Tuesday, February 13, 2007

Martyball Redux? Hell YES!

The San Diego Chargers fired Marty Schottenheimer last night. Rich Swerbinsky has an article today suggesting that the Cleveland Browns should snap him up. Rich, count me in. I think the Cleveland Browns are tailor-made for one of Marty's patented franchise turnarounds. I think that like the teams he inherited during his first stint here, and then subsequently in Kansas City and San Diego, the talent is better than the team's performance would indicate.

Sure, like everybody else, I'm painfully aware of The Drive and The Fumble and the rest of Marty's post-season mishaps. As far as I'm concerned, postseason heartbreak is infinitely preferable to dreary incompetence. And when it comes to the regular season, Marty's not just competent, he's brilliant.

Marty Schottenheimer started his career as a head coach by taking a 1-7 Browns team and going 4-4. He followed that up with four consecutive playoff appearances, two Central Division titles and two AFC Championship game appearances. When Art Modell fired him, he moved on to Kansas City. In his first year there, he took a team that went 4-11-1 in 1988 and coached it to an 8-7-1 record, good enough for second in the AFC West. Marty averaged 10 wins a year during his tenure with Kansas City and made the playoffs seven times in the 1990s--something matched only by the San Francisco 49ers. Then it was on to Washington for a one year stint as the Redskins head coach (8-8). Marty then signed on with the Chargers, where (surprise!) he quickly turned a team that had gone 5-11 in 2001 into one of the AFC's elite franchises.

Based on the team's inability to attract high-profile assistant coaches, it looks like the rest of the NFL has already figured out that the Crennel regime is taking on water. I'm guessing that free agents are going to send out a similar message. So, there's no time like the present to preempt the Romeo Crennel death watch.
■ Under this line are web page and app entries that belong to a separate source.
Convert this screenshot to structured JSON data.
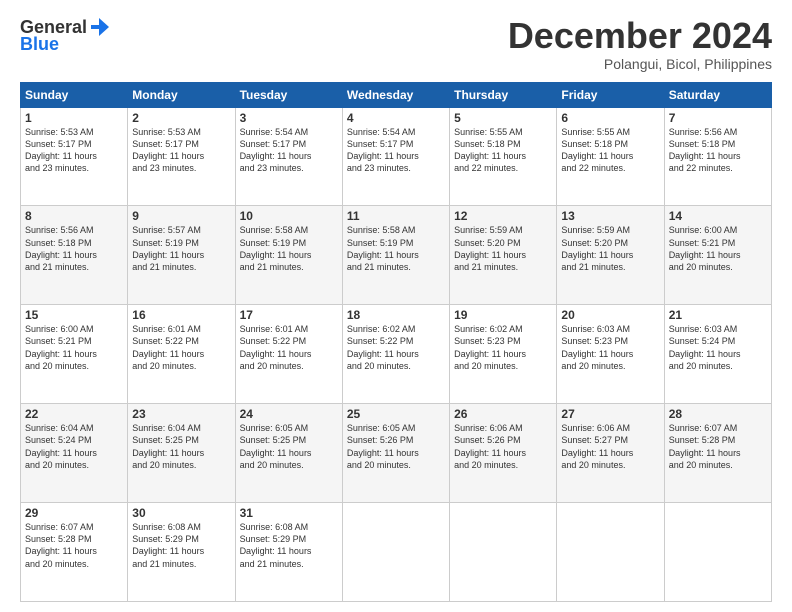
{
  "header": {
    "logo_line1": "General",
    "logo_line2": "Blue",
    "month": "December 2024",
    "location": "Polangui, Bicol, Philippines"
  },
  "weekdays": [
    "Sunday",
    "Monday",
    "Tuesday",
    "Wednesday",
    "Thursday",
    "Friday",
    "Saturday"
  ],
  "weeks": [
    [
      {
        "day": "1",
        "info": "Sunrise: 5:53 AM\nSunset: 5:17 PM\nDaylight: 11 hours\nand 23 minutes."
      },
      {
        "day": "2",
        "info": "Sunrise: 5:53 AM\nSunset: 5:17 PM\nDaylight: 11 hours\nand 23 minutes."
      },
      {
        "day": "3",
        "info": "Sunrise: 5:54 AM\nSunset: 5:17 PM\nDaylight: 11 hours\nand 23 minutes."
      },
      {
        "day": "4",
        "info": "Sunrise: 5:54 AM\nSunset: 5:17 PM\nDaylight: 11 hours\nand 23 minutes."
      },
      {
        "day": "5",
        "info": "Sunrise: 5:55 AM\nSunset: 5:18 PM\nDaylight: 11 hours\nand 22 minutes."
      },
      {
        "day": "6",
        "info": "Sunrise: 5:55 AM\nSunset: 5:18 PM\nDaylight: 11 hours\nand 22 minutes."
      },
      {
        "day": "7",
        "info": "Sunrise: 5:56 AM\nSunset: 5:18 PM\nDaylight: 11 hours\nand 22 minutes."
      }
    ],
    [
      {
        "day": "8",
        "info": "Sunrise: 5:56 AM\nSunset: 5:18 PM\nDaylight: 11 hours\nand 21 minutes."
      },
      {
        "day": "9",
        "info": "Sunrise: 5:57 AM\nSunset: 5:19 PM\nDaylight: 11 hours\nand 21 minutes."
      },
      {
        "day": "10",
        "info": "Sunrise: 5:58 AM\nSunset: 5:19 PM\nDaylight: 11 hours\nand 21 minutes."
      },
      {
        "day": "11",
        "info": "Sunrise: 5:58 AM\nSunset: 5:19 PM\nDaylight: 11 hours\nand 21 minutes."
      },
      {
        "day": "12",
        "info": "Sunrise: 5:59 AM\nSunset: 5:20 PM\nDaylight: 11 hours\nand 21 minutes."
      },
      {
        "day": "13",
        "info": "Sunrise: 5:59 AM\nSunset: 5:20 PM\nDaylight: 11 hours\nand 21 minutes."
      },
      {
        "day": "14",
        "info": "Sunrise: 6:00 AM\nSunset: 5:21 PM\nDaylight: 11 hours\nand 20 minutes."
      }
    ],
    [
      {
        "day": "15",
        "info": "Sunrise: 6:00 AM\nSunset: 5:21 PM\nDaylight: 11 hours\nand 20 minutes."
      },
      {
        "day": "16",
        "info": "Sunrise: 6:01 AM\nSunset: 5:22 PM\nDaylight: 11 hours\nand 20 minutes."
      },
      {
        "day": "17",
        "info": "Sunrise: 6:01 AM\nSunset: 5:22 PM\nDaylight: 11 hours\nand 20 minutes."
      },
      {
        "day": "18",
        "info": "Sunrise: 6:02 AM\nSunset: 5:22 PM\nDaylight: 11 hours\nand 20 minutes."
      },
      {
        "day": "19",
        "info": "Sunrise: 6:02 AM\nSunset: 5:23 PM\nDaylight: 11 hours\nand 20 minutes."
      },
      {
        "day": "20",
        "info": "Sunrise: 6:03 AM\nSunset: 5:23 PM\nDaylight: 11 hours\nand 20 minutes."
      },
      {
        "day": "21",
        "info": "Sunrise: 6:03 AM\nSunset: 5:24 PM\nDaylight: 11 hours\nand 20 minutes."
      }
    ],
    [
      {
        "day": "22",
        "info": "Sunrise: 6:04 AM\nSunset: 5:24 PM\nDaylight: 11 hours\nand 20 minutes."
      },
      {
        "day": "23",
        "info": "Sunrise: 6:04 AM\nSunset: 5:25 PM\nDaylight: 11 hours\nand 20 minutes."
      },
      {
        "day": "24",
        "info": "Sunrise: 6:05 AM\nSunset: 5:25 PM\nDaylight: 11 hours\nand 20 minutes."
      },
      {
        "day": "25",
        "info": "Sunrise: 6:05 AM\nSunset: 5:26 PM\nDaylight: 11 hours\nand 20 minutes."
      },
      {
        "day": "26",
        "info": "Sunrise: 6:06 AM\nSunset: 5:26 PM\nDaylight: 11 hours\nand 20 minutes."
      },
      {
        "day": "27",
        "info": "Sunrise: 6:06 AM\nSunset: 5:27 PM\nDaylight: 11 hours\nand 20 minutes."
      },
      {
        "day": "28",
        "info": "Sunrise: 6:07 AM\nSunset: 5:28 PM\nDaylight: 11 hours\nand 20 minutes."
      }
    ],
    [
      {
        "day": "29",
        "info": "Sunrise: 6:07 AM\nSunset: 5:28 PM\nDaylight: 11 hours\nand 20 minutes."
      },
      {
        "day": "30",
        "info": "Sunrise: 6:08 AM\nSunset: 5:29 PM\nDaylight: 11 hours\nand 21 minutes."
      },
      {
        "day": "31",
        "info": "Sunrise: 6:08 AM\nSunset: 5:29 PM\nDaylight: 11 hours\nand 21 minutes."
      },
      null,
      null,
      null,
      null
    ]
  ]
}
One of the most compelling arguments for keeping Romeo Crennel around for another year is that if the Browns replace him, they'll start from square one and begin another multi-year rebuilding process. I guess that argument assumes that you buy into the idea that the Browns have made "progress," as the increasingly delusional Phil Savage asserted in his last press conference. But even if you're inclined to share a drink of Phil's Kool-Aid, you've got to admit that Schottenheimer provides the team with a unique opportunity to shorten the rebuilding process ordinarily associated with a coaching change by several years. Marty's got a proven track record of taking over bad teams and making them contenders very quickly. He hasn't done it just once, but three times for three very different organizations.
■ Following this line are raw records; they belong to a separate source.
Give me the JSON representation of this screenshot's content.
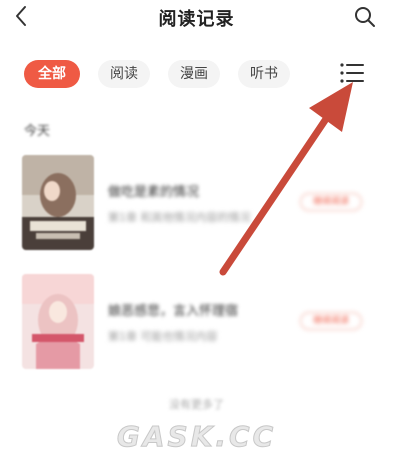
{
  "header": {
    "title": "阅读记录",
    "back_icon": "chevron-left-icon",
    "search_icon": "search-icon"
  },
  "filters": {
    "chips": [
      {
        "label": "全部",
        "active": true
      },
      {
        "label": "阅读",
        "active": false
      },
      {
        "label": "漫画",
        "active": false
      },
      {
        "label": "听书",
        "active": false
      }
    ],
    "menu_icon": "list-menu-icon"
  },
  "section": {
    "label": "今天"
  },
  "items": [
    {
      "title": "做吃是素的情况",
      "subtitle": "第1章 和其他情况内容的情况",
      "button": "继续阅读"
    },
    {
      "title": "娘恶感悲，言入怀理宿",
      "subtitle": "第1章 可能也情况内容",
      "button": "继续阅读"
    }
  ],
  "footer": {
    "hint": "没有更多了"
  },
  "watermark": "GASK.CC",
  "colors": {
    "accent": "#ef5a44",
    "arrow": "#c94a3a"
  }
}
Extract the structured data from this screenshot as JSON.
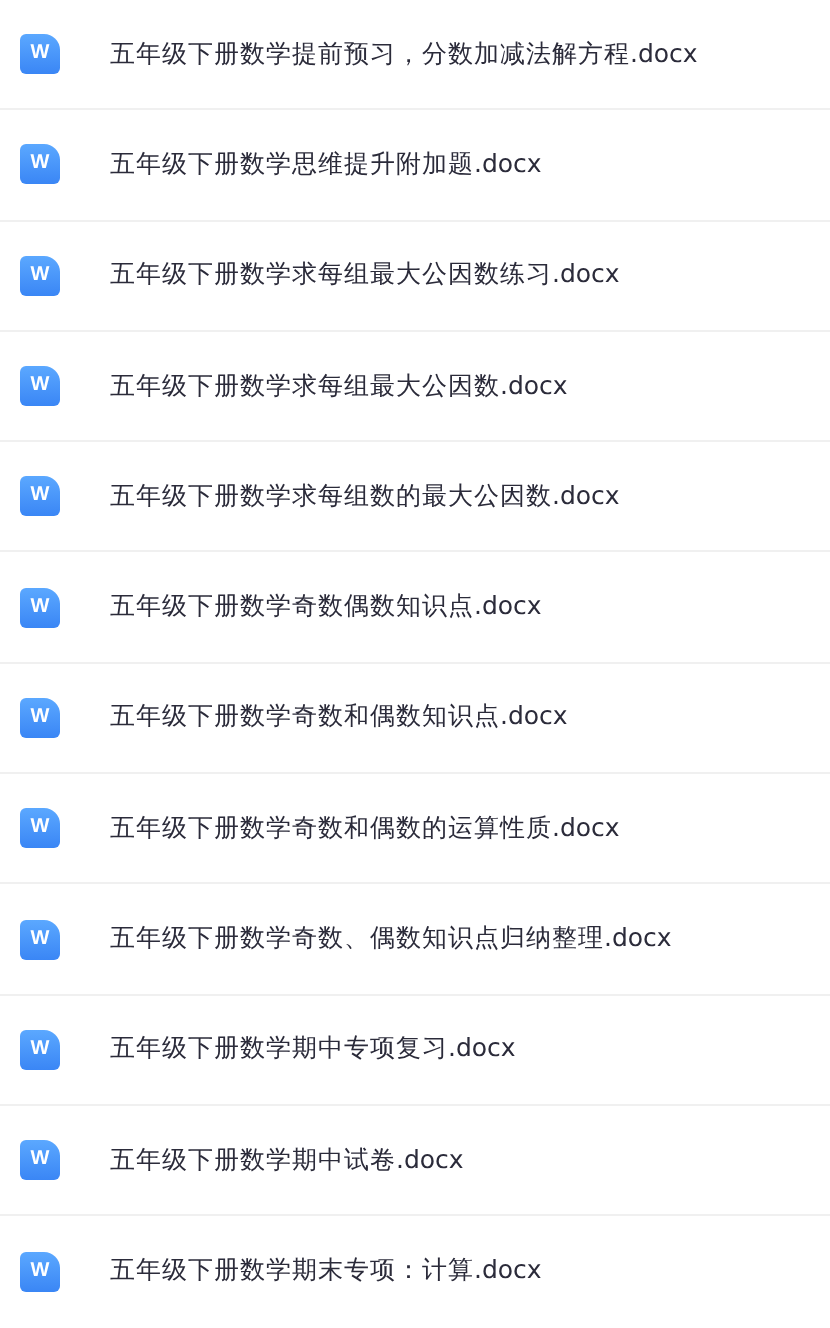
{
  "files": [
    {
      "icon_text": "W",
      "name": "五年级下册数学提前预习，分数加减法解方程.docx"
    },
    {
      "icon_text": "W",
      "name": "五年级下册数学思维提升附加题.docx"
    },
    {
      "icon_text": "W",
      "name": "五年级下册数学求每组最大公因数练习.docx"
    },
    {
      "icon_text": "W",
      "name": "五年级下册数学求每组最大公因数.docx"
    },
    {
      "icon_text": "W",
      "name": "五年级下册数学求每组数的最大公因数.docx"
    },
    {
      "icon_text": "W",
      "name": "五年级下册数学奇数偶数知识点.docx"
    },
    {
      "icon_text": "W",
      "name": "五年级下册数学奇数和偶数知识点.docx"
    },
    {
      "icon_text": "W",
      "name": "五年级下册数学奇数和偶数的运算性质.docx"
    },
    {
      "icon_text": "W",
      "name": "五年级下册数学奇数、偶数知识点归纳整理.docx"
    },
    {
      "icon_text": "W",
      "name": "五年级下册数学期中专项复习.docx"
    },
    {
      "icon_text": "W",
      "name": "五年级下册数学期中试卷.docx"
    },
    {
      "icon_text": "W",
      "name": "五年级下册数学期末专项：计算.docx"
    }
  ]
}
It's time for Cleveland to offer Marty Schottenheimer a chance to finish his head coaching career where it started. As a Browns fan, I know I'll need medication to get through the season, but I'd rather reach for Roll-Aids than No-Doze.

3 comments:

Vinny said...

Anybody But Marty.

More later.

Mike said...

Move away from the past, please, move away from the past.

Kurt Schottenheimer said...

You are soooooo right! This gig at Arby's is really wearing on me ... try our horsey sauce ... really ... it's good.